Component data from apps and pages:
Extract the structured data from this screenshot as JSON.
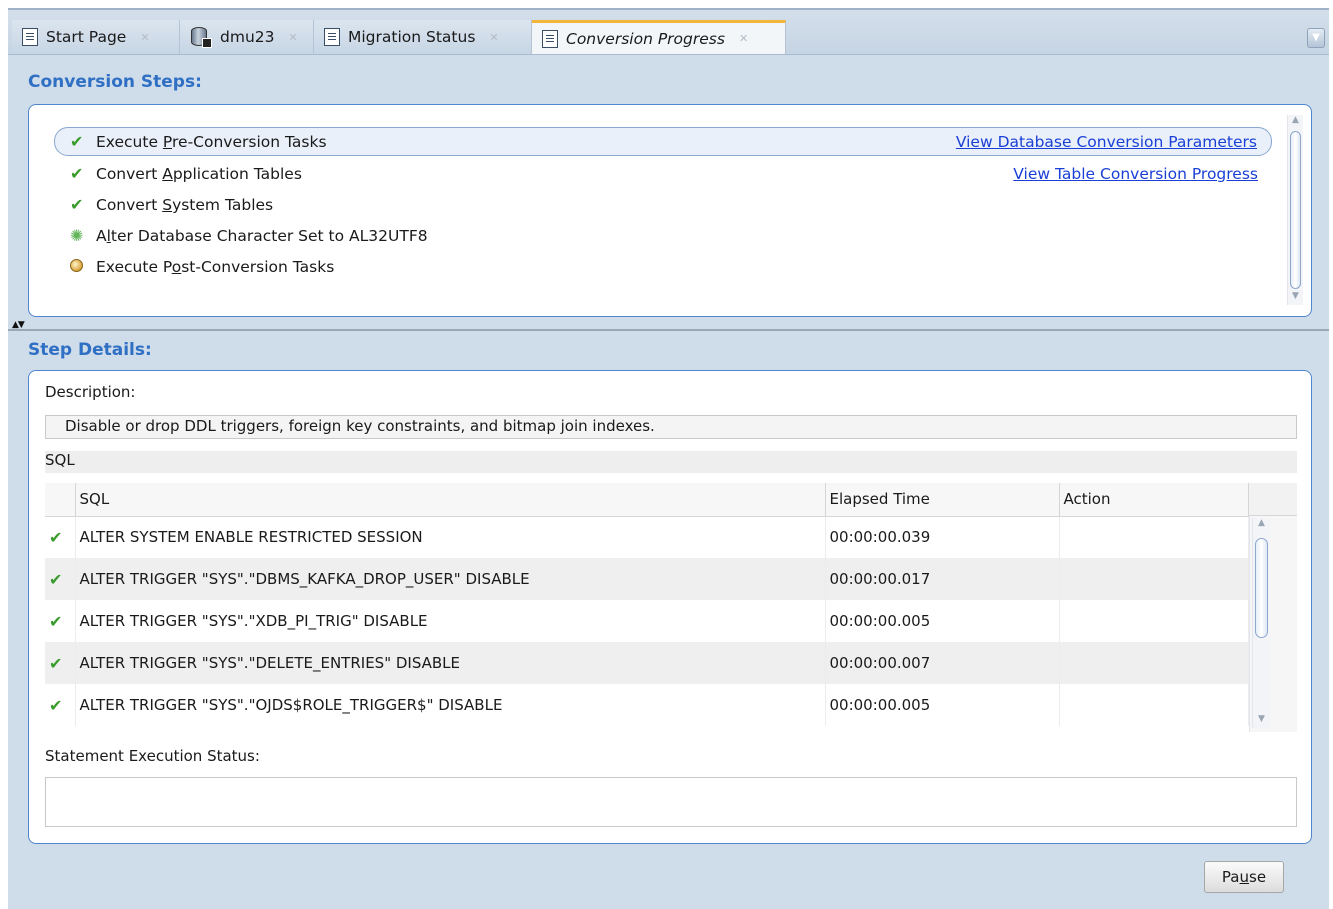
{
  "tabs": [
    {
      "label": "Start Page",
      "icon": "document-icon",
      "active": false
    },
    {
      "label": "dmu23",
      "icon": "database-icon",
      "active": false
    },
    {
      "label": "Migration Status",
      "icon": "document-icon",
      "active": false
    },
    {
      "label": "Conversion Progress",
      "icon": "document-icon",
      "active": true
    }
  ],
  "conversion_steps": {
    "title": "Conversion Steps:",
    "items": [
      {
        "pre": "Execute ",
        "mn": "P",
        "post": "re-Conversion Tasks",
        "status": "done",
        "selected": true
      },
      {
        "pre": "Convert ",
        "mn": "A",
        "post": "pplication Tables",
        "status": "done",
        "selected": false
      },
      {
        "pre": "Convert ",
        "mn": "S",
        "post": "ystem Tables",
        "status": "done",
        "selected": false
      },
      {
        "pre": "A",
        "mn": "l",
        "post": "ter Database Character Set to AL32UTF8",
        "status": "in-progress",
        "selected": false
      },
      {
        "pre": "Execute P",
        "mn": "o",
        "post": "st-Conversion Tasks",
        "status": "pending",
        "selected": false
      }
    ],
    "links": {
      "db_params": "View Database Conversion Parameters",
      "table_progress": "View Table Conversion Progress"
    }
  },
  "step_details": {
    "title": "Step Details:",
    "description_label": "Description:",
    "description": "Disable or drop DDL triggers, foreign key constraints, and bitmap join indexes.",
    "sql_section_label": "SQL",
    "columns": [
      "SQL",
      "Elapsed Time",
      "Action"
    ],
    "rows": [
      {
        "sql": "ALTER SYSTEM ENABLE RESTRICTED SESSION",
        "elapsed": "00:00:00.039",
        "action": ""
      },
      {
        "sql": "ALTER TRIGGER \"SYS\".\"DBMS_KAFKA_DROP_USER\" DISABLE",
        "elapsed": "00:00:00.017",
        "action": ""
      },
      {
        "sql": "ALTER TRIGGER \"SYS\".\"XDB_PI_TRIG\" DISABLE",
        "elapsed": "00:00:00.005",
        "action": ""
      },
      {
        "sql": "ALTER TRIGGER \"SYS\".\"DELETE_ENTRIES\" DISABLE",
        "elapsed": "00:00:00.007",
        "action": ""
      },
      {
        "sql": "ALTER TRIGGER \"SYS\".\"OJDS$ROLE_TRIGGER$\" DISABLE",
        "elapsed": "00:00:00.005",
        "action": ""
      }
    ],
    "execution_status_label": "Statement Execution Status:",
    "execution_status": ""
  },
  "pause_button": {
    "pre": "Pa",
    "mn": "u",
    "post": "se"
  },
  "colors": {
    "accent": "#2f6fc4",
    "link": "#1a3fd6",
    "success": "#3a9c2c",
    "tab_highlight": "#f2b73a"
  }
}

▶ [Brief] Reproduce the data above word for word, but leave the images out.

▶ [Answer to this task]
Extract the structured data from this screenshot as JSON.
{
  "tabs": [
    {
      "label": "Start Page",
      "icon": "document-icon",
      "active": false
    },
    {
      "label": "dmu23",
      "icon": "database-icon",
      "active": false
    },
    {
      "label": "Migration Status",
      "icon": "document-icon",
      "active": false
    },
    {
      "label": "Conversion Progress",
      "icon": "document-icon",
      "active": true
    }
  ],
  "conversion_steps": {
    "title": "Conversion Steps:",
    "items": [
      {
        "pre": "Execute ",
        "mn": "P",
        "post": "re-Conversion Tasks",
        "status": "done",
        "selected": true
      },
      {
        "pre": "Convert ",
        "mn": "A",
        "post": "pplication Tables",
        "status": "done",
        "selected": false
      },
      {
        "pre": "Convert ",
        "mn": "S",
        "post": "ystem Tables",
        "status": "done",
        "selected": false
      },
      {
        "pre": "A",
        "mn": "l",
        "post": "ter Database Character Set to AL32UTF8",
        "status": "in-progress",
        "selected": false
      },
      {
        "pre": "Execute P",
        "mn": "o",
        "post": "st-Conversion Tasks",
        "status": "pending",
        "selected": false
      }
    ],
    "links": {
      "db_params": "View Database Conversion Parameters",
      "table_progress": "View Table Conversion Progress"
    }
  },
  "step_details": {
    "title": "Step Details:",
    "description_label": "Description:",
    "description": "Disable or drop DDL triggers, foreign key constraints, and bitmap join indexes.",
    "sql_section_label": "SQL",
    "columns": [
      "SQL",
      "Elapsed Time",
      "Action"
    ],
    "rows": [
      {
        "sql": "ALTER SYSTEM ENABLE RESTRICTED SESSION",
        "elapsed": "00:00:00.039",
        "action": ""
      },
      {
        "sql": "ALTER TRIGGER \"SYS\".\"DBMS_KAFKA_DROP_USER\" DISABLE",
        "elapsed": "00:00:00.017",
        "action": ""
      },
      {
        "sql": "ALTER TRIGGER \"SYS\".\"XDB_PI_TRIG\" DISABLE",
        "elapsed": "00:00:00.005",
        "action": ""
      },
      {
        "sql": "ALTER TRIGGER \"SYS\".\"DELETE_ENTRIES\" DISABLE",
        "elapsed": "00:00:00.007",
        "action": ""
      },
      {
        "sql": "ALTER TRIGGER \"SYS\".\"OJDS$ROLE_TRIGGER$\" DISABLE",
        "elapsed": "00:00:00.005",
        "action": ""
      }
    ],
    "execution_status_label": "Statement Execution Status:",
    "execution_status": ""
  },
  "pause_button": {
    "pre": "Pa",
    "mn": "u",
    "post": "se"
  },
  "colors": {
    "accent": "#2f6fc4",
    "link": "#1a3fd6",
    "success": "#3a9c2c",
    "tab_highlight": "#f2b73a"
  }
}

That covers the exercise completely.